We’ve heard a lot about machine-readable files (MRFs) this year. Thanks to the Transparency in Coverage rule (TiC) that requires health plans to publish MRFs containing pricing information for in- and out-of-network items and services, almost everyone in the industry has been inundated with data, compliance, and how to handle the influx of it all. That’s no easy feat, often made even more aggravating by the reality that many don’t understand how all this data can be used to their advantage.

We understand the frustration health plans and providers alike are facing: You have data at your fingertips, but you have no avenue in which to use it. And you’re overwhelmed by the mere thought of doing something with it! Still, we shouldn’t ignore its great potential. MRF data can transform the healthcare industry, if used correctly.

On its own, MRF data, which includes a health plan’s in-network provider negotiated rates for all items and services, is a mass of data and numbers that mean very little to anyone, even to experienced industry stakeholders. But by pairing it with demographic data, for example, it becomes something usable and actionable, providing health plans with valuable competitor insight that can help lower costs. This data can also provide consumers and providers with estimated out-of-pocket costs.

Solving our biggest MRF challenges.

While it’s true MRF data can help shape the market and lower healthcare costs, we must first navigate the challenges associated with establishing compliance, as outlined by the Center for Medicare and Medicaid Services, and TiC price transparency tools.

Compliance is the biggest pain point by a landslide. As most of you know, this data must be posted monthly. It must be free and provide unfettered access, and you can’t limit your competitors’ access. Finding a way to pull all that off every month can be a tremendous challenge.

Then there’s the need to develop a member-facing price transparency tool. The goal is to enable members to get this information quickly. The MRF data must be accessible and posted via an Internet-based tool for members to access. When they do use this tool, the information they search for must be returned quickly.

The last obstacle health plans face? All your competitors can see this data and use it to their advantage. There are a lot of health plans that find this information extremely valuable as it relates to provider contracting efforts and new geographic markets to pursue.
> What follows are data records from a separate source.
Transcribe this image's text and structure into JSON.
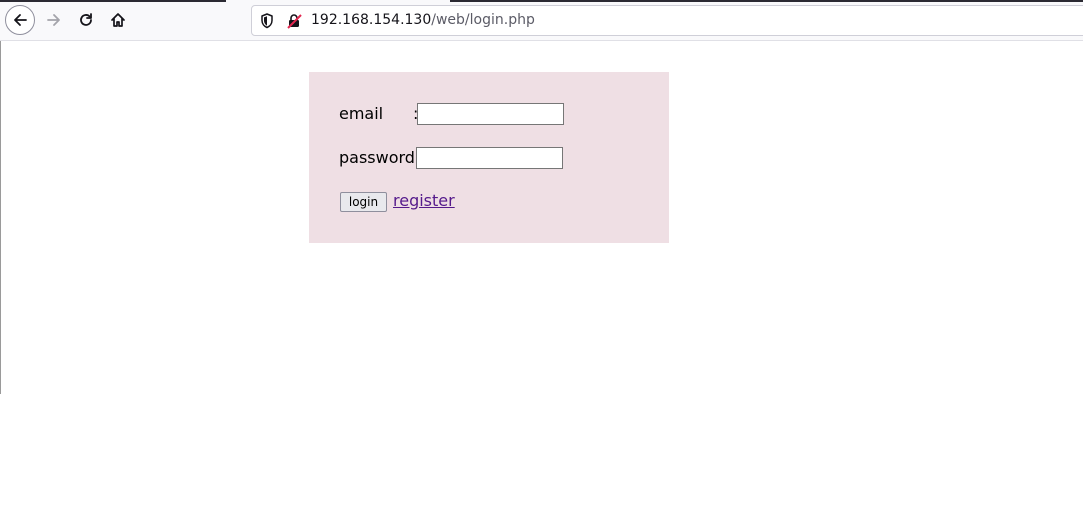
{
  "browser": {
    "url_host": "192.168.154.130",
    "url_path": "/web/login.php",
    "icons": {
      "back": "back-arrow-icon",
      "forward": "forward-arrow-icon",
      "reload": "reload-icon",
      "home": "home-icon",
      "tracking": "shield-icon",
      "insecure": "insecure-lock-icon"
    }
  },
  "login_form": {
    "email_label": "email",
    "email_colon": ":",
    "email_value": "",
    "password_label": "password:",
    "password_value": "",
    "login_button": "login",
    "register_link": "register",
    "colors": {
      "panel_background": "#efdfe4",
      "link": "#551a8b"
    }
  }
}
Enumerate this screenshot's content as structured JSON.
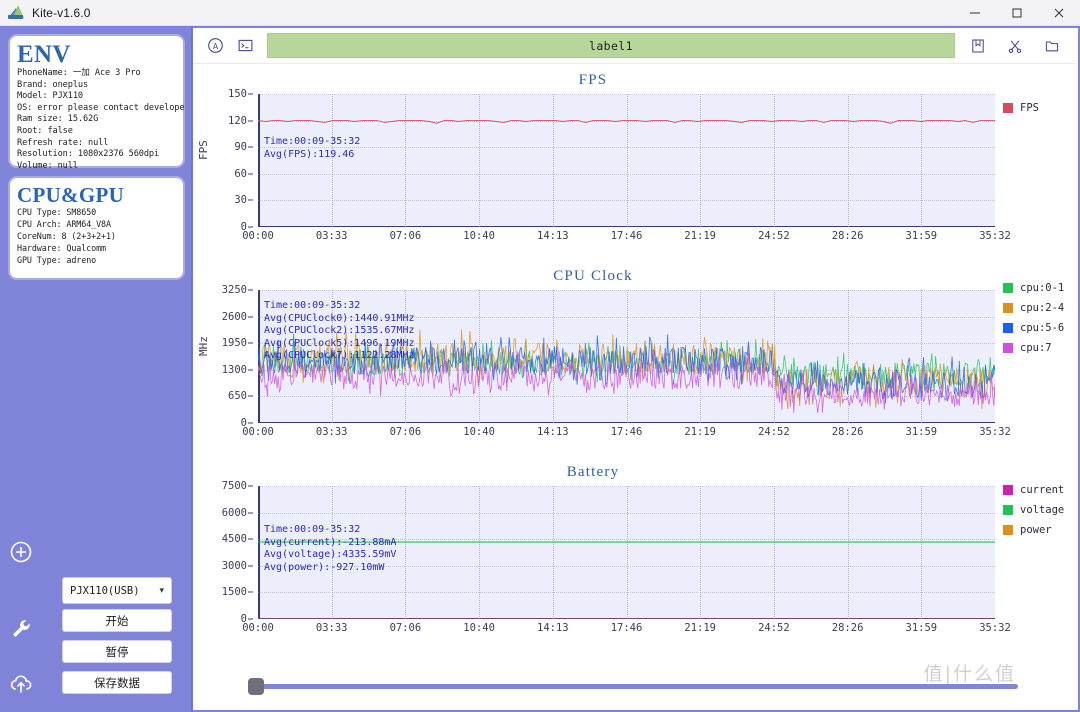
{
  "window": {
    "title": "Kite-v1.6.0",
    "icon": "kite-icon",
    "controls": {
      "minimize": "minimize-icon",
      "maximize": "maximize-icon",
      "close": "close-icon"
    }
  },
  "sidebar": {
    "env_card": {
      "title": "ENV",
      "lines": "PhoneName: 一加 Ace 3 Pro\nBrand: oneplus\nModel: PJX110\nOS: error please contact develope\nRam size: 15.62G\nRoot: false\nRefresh rate: null\nResolution: 1080x2376 560dpi\nVolume: null"
    },
    "cpu_card": {
      "title": "CPU&GPU",
      "lines": "CPU Type: SM8650\nCPU Arch: ARM64_V8A\nCoreNum: 8 (2+3+2+1)\nHardware: Qualcomm\nGPU Type: adreno"
    },
    "rail": [
      {
        "name": "add-icon"
      },
      {
        "name": "wrench-icon"
      },
      {
        "name": "upload-cloud-icon"
      }
    ],
    "device_select": {
      "value": "PJX110(USB)",
      "caret": "chevron-down-icon"
    },
    "buttons": [
      {
        "label": "开始"
      },
      {
        "label": "暂停"
      },
      {
        "label": "保存数据"
      }
    ]
  },
  "toolbar": {
    "left_icons": [
      "gauge-icon",
      "terminal-icon"
    ],
    "label": "label1",
    "right_icons": [
      "bookmark-save-icon",
      "scissors-icon",
      "folder-open-icon"
    ]
  },
  "slider": {
    "position_percent": 0
  },
  "watermark": "值|什么值",
  "chart_data": [
    {
      "id": "fps",
      "type": "line",
      "title": "FPS",
      "ylabel": "FPS",
      "xlabel": "",
      "ylim": [
        0,
        150
      ],
      "yticks": [
        0,
        30,
        60,
        90,
        120,
        150
      ],
      "xticks": [
        "00:00",
        "03:33",
        "07:06",
        "10:40",
        "14:13",
        "17:46",
        "21:19",
        "24:52",
        "28:26",
        "31:59",
        "35:32"
      ],
      "grid": true,
      "legend_position": "right",
      "annotations": [
        "Time:00:09-35:32",
        "Avg(FPS):119.46"
      ],
      "series": [
        {
          "name": "FPS",
          "color": "#d94a5e",
          "mean": 119.46,
          "values": [
            120,
            119,
            120,
            120,
            119,
            120,
            120,
            120,
            119,
            118,
            120,
            120,
            120,
            119,
            120,
            120,
            120,
            118,
            119,
            120,
            120,
            120,
            120,
            119,
            117,
            120,
            120,
            119,
            120,
            120,
            120,
            120,
            119,
            118,
            120,
            120,
            119,
            120,
            120,
            120,
            120,
            119,
            120,
            120,
            118,
            120,
            120,
            120,
            119,
            120,
            120,
            120,
            119,
            120,
            120,
            120,
            118,
            120,
            120,
            119,
            120,
            120,
            120,
            120,
            119,
            118,
            120,
            120,
            120,
            119,
            120,
            120,
            120,
            119,
            120,
            120,
            118,
            120,
            120,
            120,
            119,
            120,
            120,
            120,
            119,
            117,
            120,
            120,
            120,
            119,
            120,
            120,
            120,
            120,
            119,
            120,
            118,
            120,
            120,
            120
          ]
        }
      ]
    },
    {
      "id": "cpu-clock",
      "type": "line",
      "title": "CPU Clock",
      "ylabel": "MHz",
      "xlabel": "",
      "ylim": [
        0,
        3250
      ],
      "yticks": [
        0,
        650,
        1300,
        1950,
        2600,
        3250
      ],
      "xticks": [
        "00:00",
        "03:33",
        "07:06",
        "10:40",
        "14:13",
        "17:46",
        "21:19",
        "24:52",
        "28:26",
        "31:59",
        "35:32"
      ],
      "grid": true,
      "legend_position": "right",
      "annotations": [
        "Time:00:09-35:32",
        "Avg(CPUClock0):1440.91MHz",
        "Avg(CPUClock2):1535.67MHz",
        "Avg(CPUClock5):1496.19MHz",
        "Avg(CPUClock7):1122.28MHz"
      ],
      "series": [
        {
          "name": "cpu:0-1",
          "color": "#22c355",
          "mean": 1440.91
        },
        {
          "name": "cpu:2-4",
          "color": "#d9901c",
          "mean": 1535.67
        },
        {
          "name": "cpu:5-6",
          "color": "#1d5ff0",
          "mean": 1496.19
        },
        {
          "name": "cpu:7",
          "color": "#d24fe0",
          "mean": 1122.28
        }
      ]
    },
    {
      "id": "battery",
      "type": "line",
      "title": "Battery",
      "ylabel": "",
      "xlabel": "",
      "ylim": [
        0,
        7500
      ],
      "yticks": [
        0,
        1500,
        3000,
        4500,
        6000,
        7500
      ],
      "xticks": [
        "00:00",
        "03:33",
        "07:06",
        "10:40",
        "14:13",
        "17:46",
        "21:19",
        "24:52",
        "28:26",
        "31:59",
        "35:32"
      ],
      "grid": true,
      "legend_position": "right",
      "annotations": [
        "Time:00:09-35:32",
        "Avg(current):-213.88mA",
        "Avg(voltage):4335.59mV",
        "Avg(power):-927.10mW"
      ],
      "series": [
        {
          "name": "current",
          "color": "#cc22b4",
          "mean": -213.88
        },
        {
          "name": "voltage",
          "color": "#22c355",
          "mean": 4335.59
        },
        {
          "name": "power",
          "color": "#d9901c",
          "mean": -927.1
        }
      ]
    }
  ]
}
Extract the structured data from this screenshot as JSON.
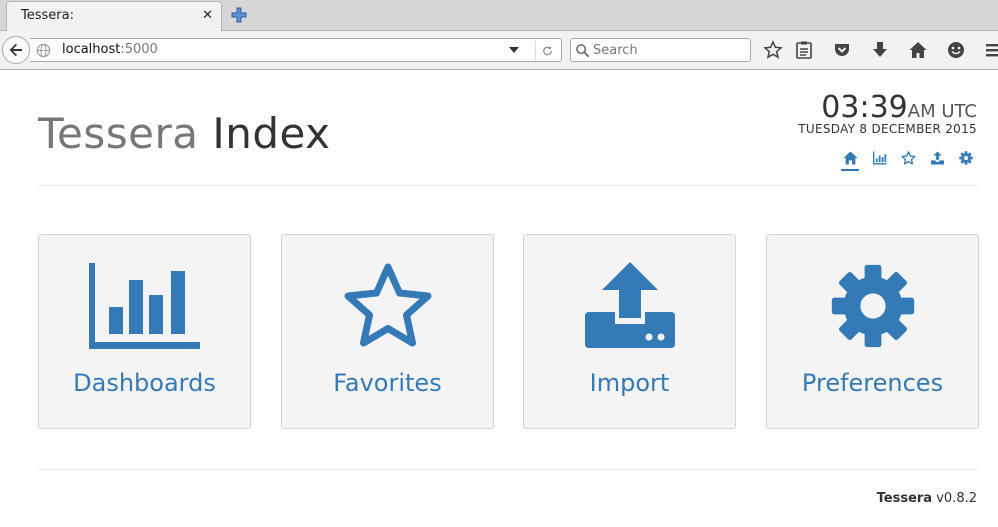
{
  "browser": {
    "tab_title": "Tessera:",
    "tab_close": "✕",
    "url_host": "localhost",
    "url_port": ":5000",
    "search_placeholder": "Search"
  },
  "header": {
    "brand": "Tessera",
    "section": "Index",
    "time": "03:39",
    "time_suffix": "AM UTC",
    "date": "TUESDAY 8 DECEMBER 2015",
    "nav_icons": [
      "home-icon",
      "bar-chart-icon",
      "star-icon",
      "upload-icon",
      "gear-icon"
    ],
    "active_nav": "home-icon"
  },
  "tiles": [
    {
      "label": "Dashboards",
      "icon": "bar-chart-icon"
    },
    {
      "label": "Favorites",
      "icon": "star-icon"
    },
    {
      "label": "Import",
      "icon": "upload-icon"
    },
    {
      "label": "Preferences",
      "icon": "gear-icon"
    }
  ],
  "footer": {
    "app_name": "Tessera",
    "version": "v0.8.2"
  },
  "colors": {
    "accent": "#337ab7",
    "tile_bg": "#f4f4f4",
    "tile_border": "#d4d4d4",
    "brand_gray": "#777777",
    "title_dark": "#333333"
  }
}
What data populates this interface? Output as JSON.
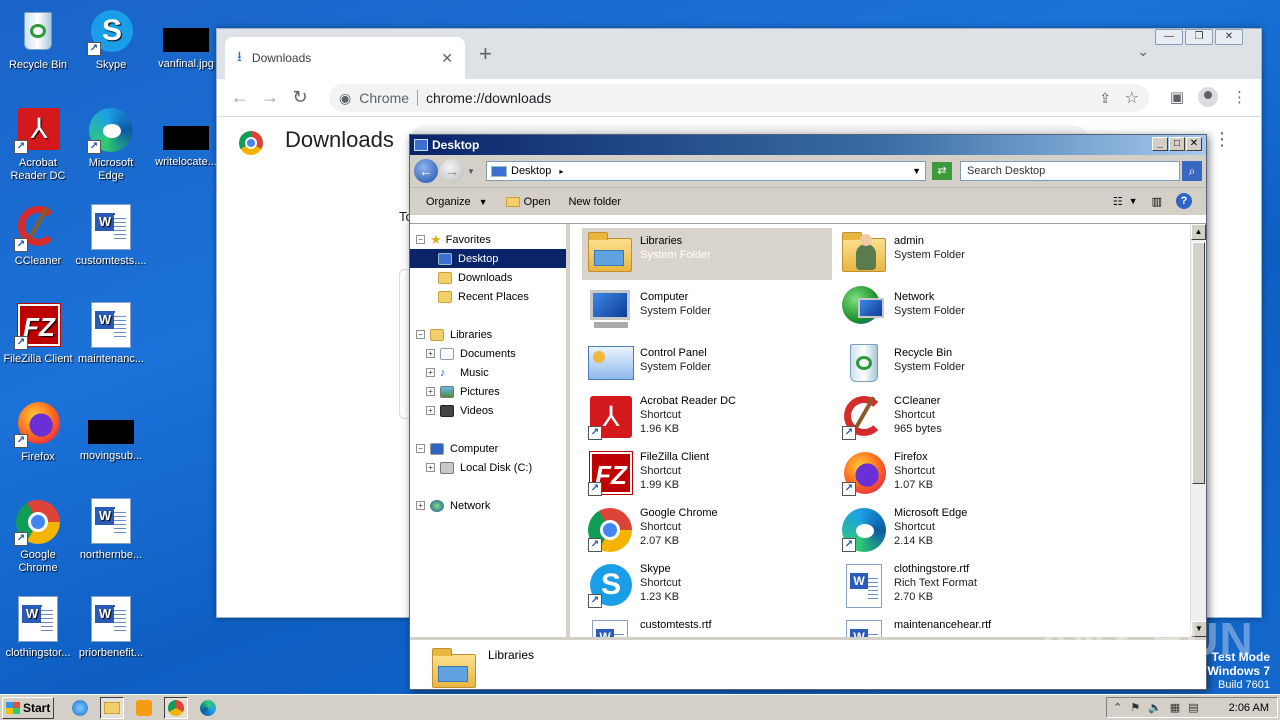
{
  "desktop": {
    "icons": [
      {
        "label": "Recycle Bin",
        "icon": "recycle-bin-icon"
      },
      {
        "label": "Skype",
        "icon": "skype-icon"
      },
      {
        "label": "vanfinal.jpg",
        "icon": "image-thumbnail-icon"
      },
      {
        "label": "Acrobat Reader DC",
        "icon": "acrobat-icon"
      },
      {
        "label": "Microsoft Edge",
        "icon": "edge-icon"
      },
      {
        "label": "writelocate...",
        "icon": "image-thumbnail-icon"
      },
      {
        "label": "CCleaner",
        "icon": "ccleaner-icon"
      },
      {
        "label": "customtests....",
        "icon": "word-doc-icon"
      },
      {
        "label": "FileZilla Client",
        "icon": "filezilla-icon"
      },
      {
        "label": "maintenanc...",
        "icon": "word-doc-icon"
      },
      {
        "label": "Firefox",
        "icon": "firefox-icon"
      },
      {
        "label": "movingsub...",
        "icon": "image-thumbnail-icon"
      },
      {
        "label": "Google Chrome",
        "icon": "chrome-icon"
      },
      {
        "label": "northernbe...",
        "icon": "word-doc-icon"
      },
      {
        "label": "clothingstor...",
        "icon": "word-doc-icon"
      },
      {
        "label": "priorbenefit...",
        "icon": "word-doc-icon"
      }
    ]
  },
  "chrome": {
    "tab_title": "Downloads",
    "omnibox_site": "Chrome",
    "omnibox_url": "chrome://downloads",
    "page_title": "Downloads",
    "today_label": "To"
  },
  "explorer": {
    "window_title": "Desktop",
    "address_path": "Desktop",
    "search_placeholder": "Search Desktop",
    "commands": {
      "organize": "Organize",
      "open": "Open",
      "new_folder": "New folder"
    },
    "nav": {
      "favorites": "Favorites",
      "desktop": "Desktop",
      "downloads": "Downloads",
      "recent_places": "Recent Places",
      "libraries": "Libraries",
      "documents": "Documents",
      "music": "Music",
      "pictures": "Pictures",
      "videos": "Videos",
      "computer": "Computer",
      "local_disk": "Local Disk (C:)",
      "network": "Network"
    },
    "items": [
      {
        "name": "Libraries",
        "type": "System Folder",
        "size": ""
      },
      {
        "name": "admin",
        "type": "System Folder",
        "size": ""
      },
      {
        "name": "Computer",
        "type": "System Folder",
        "size": ""
      },
      {
        "name": "Network",
        "type": "System Folder",
        "size": ""
      },
      {
        "name": "Control Panel",
        "type": "System Folder",
        "size": ""
      },
      {
        "name": "Recycle Bin",
        "type": "System Folder",
        "size": ""
      },
      {
        "name": "Acrobat Reader DC",
        "type": "Shortcut",
        "size": "1.96 KB"
      },
      {
        "name": "CCleaner",
        "type": "Shortcut",
        "size": "965 bytes"
      },
      {
        "name": "FileZilla Client",
        "type": "Shortcut",
        "size": "1.99 KB"
      },
      {
        "name": "Firefox",
        "type": "Shortcut",
        "size": "1.07 KB"
      },
      {
        "name": "Google Chrome",
        "type": "Shortcut",
        "size": "2.07 KB"
      },
      {
        "name": "Microsoft Edge",
        "type": "Shortcut",
        "size": "2.14 KB"
      },
      {
        "name": "Skype",
        "type": "Shortcut",
        "size": "1.23 KB"
      },
      {
        "name": "clothingstore.rtf",
        "type": "Rich Text Format",
        "size": "2.70 KB"
      },
      {
        "name": "customtests.rtf",
        "type": "",
        "size": ""
      },
      {
        "name": "maintenancehear.rtf",
        "type": "",
        "size": ""
      }
    ],
    "details_name": "Libraries"
  },
  "taskbar": {
    "start_label": "Start",
    "clock": "2:06 AM"
  },
  "watermark": {
    "line1": "Test Mode",
    "line2": "Windows 7",
    "line3": "Build 7601",
    "brand": "ANY RUN"
  }
}
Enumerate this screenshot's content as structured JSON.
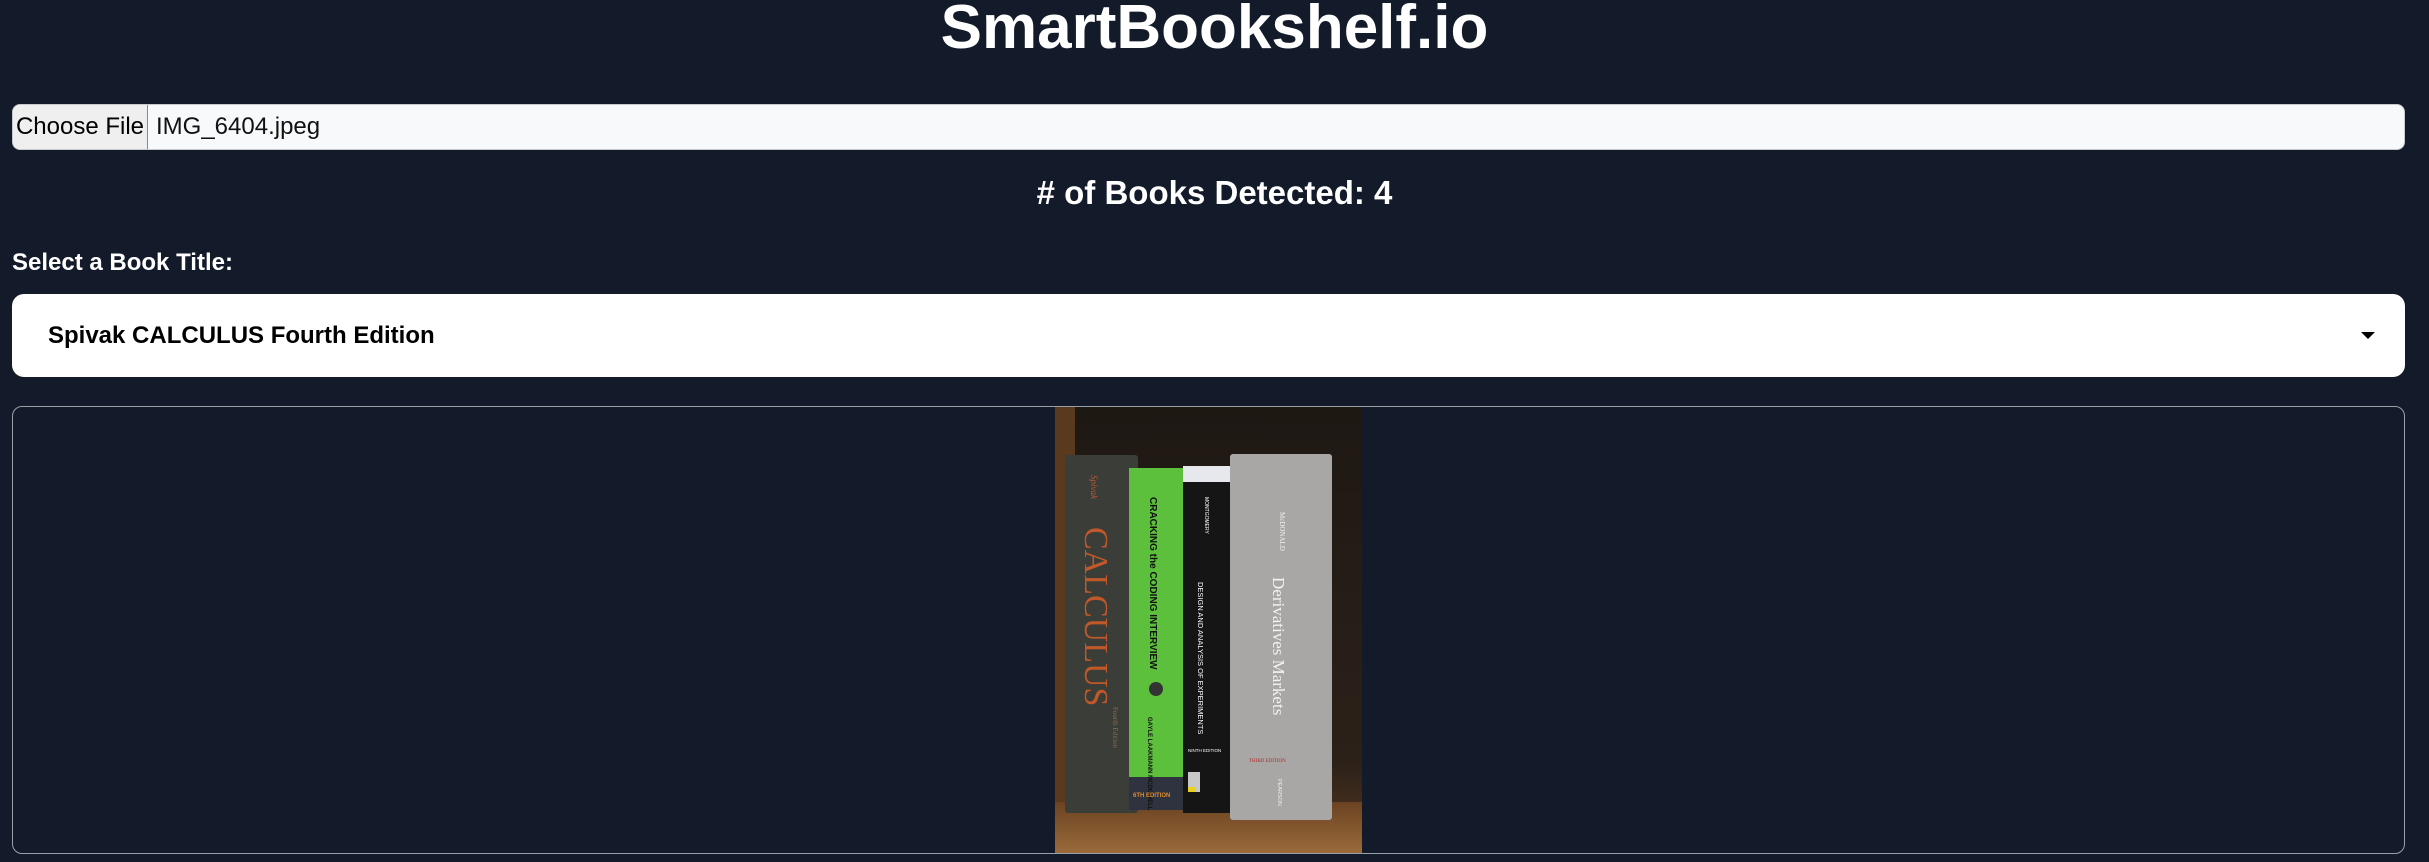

For example, providers and health plans can use it to think about how their competitors are being paid and where they sit in the pecking order as it relates to their negotiated rates.

In fact, providers are becoming increasingly interested in leveraging data to negotiate better rates and gain more knowledge about the negotiation process. Proof that health plans and providers alike have something to gain from MRF data.

Turning messy MRF data into actionable insights.

As I mentioned earlier, the data itself is not fully usable on its own. Although highly valuable, there’s very little identifiable provider information. It needs to be complemented with other provider demographic data to make it usable. That’s why it’s crucial that health plans ensure their partners have access to the right data to transform something very messy and complicated into something actionable.

Take this hypothetical scenario, for example: You’re looking for areas to lower costs, so you decide to evaluate rates for specific high-volume codes in one of your most competitive geographies. You start by focusing your analysis on that geography and look up one specific code. When you do, you find that your median rate of $37,000 is a shocking $21,000 more than your biggest competitor, who has a median rate of just $16,000 for the same code.

Turning messy data into actionable insights.

Let’s go back to our ninth-grade algebra classes for a second and do some quick math. By those calculations, if a facility performs just 50 procedures a year for $21,000 less, you could save a little more than $1 million. That’s a million dollars in savings for one procedure just by analyzing the right data! When we talk about the tremendous opportunity with MRF data, this is what we’re talking about. In this scenario, demographic data was added to focus the analysis on the geographic area and specialty of interest.

Leveraging utilization analytics.

Healthcare costs are soaring, and we all want ways to lower those costs where we can. That’s where healthcare utilization analytics with MRF data plays a pivotal role in helping uncover the aggregate financial implications of network contracting decisions.

Using MRF data as a framework, you can identify excessive spending, implement cost-saving measures, and optimize resource allocation. Utilization analytics can even support repricing across different healthcare payer networks, employer groups and providers, places of service, or geographies. It enables benchmarking and performance comparison too.

This is exactly why it’s important to look beyond the large amount of data and see it as a tremendous opportunity for your company. This is a game-changer for the healthcare industry. Think about all the benefits of repricing support or cost analysis. Choosing to invest in MRF data now positions you for success as the healthcare industry continues to evolve. And if you’re not using this data effectively to drive change in the market, you can be sure your competitors are.

Preparing for the future.

CMS will continue refining these regulations, and we can expect the requirements to evolve. Even just recently, CMS announced it would end the enforcement deferral period for prescription drug MRFs.

In other words, data sets are going to change in certain ways. Make sure you’re prepared to do more than just address them. Make sure you’re ready to take advantage of them too.

There are a lot of great resources out there to help you get started, and our team is happy to provide some guidance as you figure this out. Download our whitepaper here to dig deeper and learn more about using data to your advantage.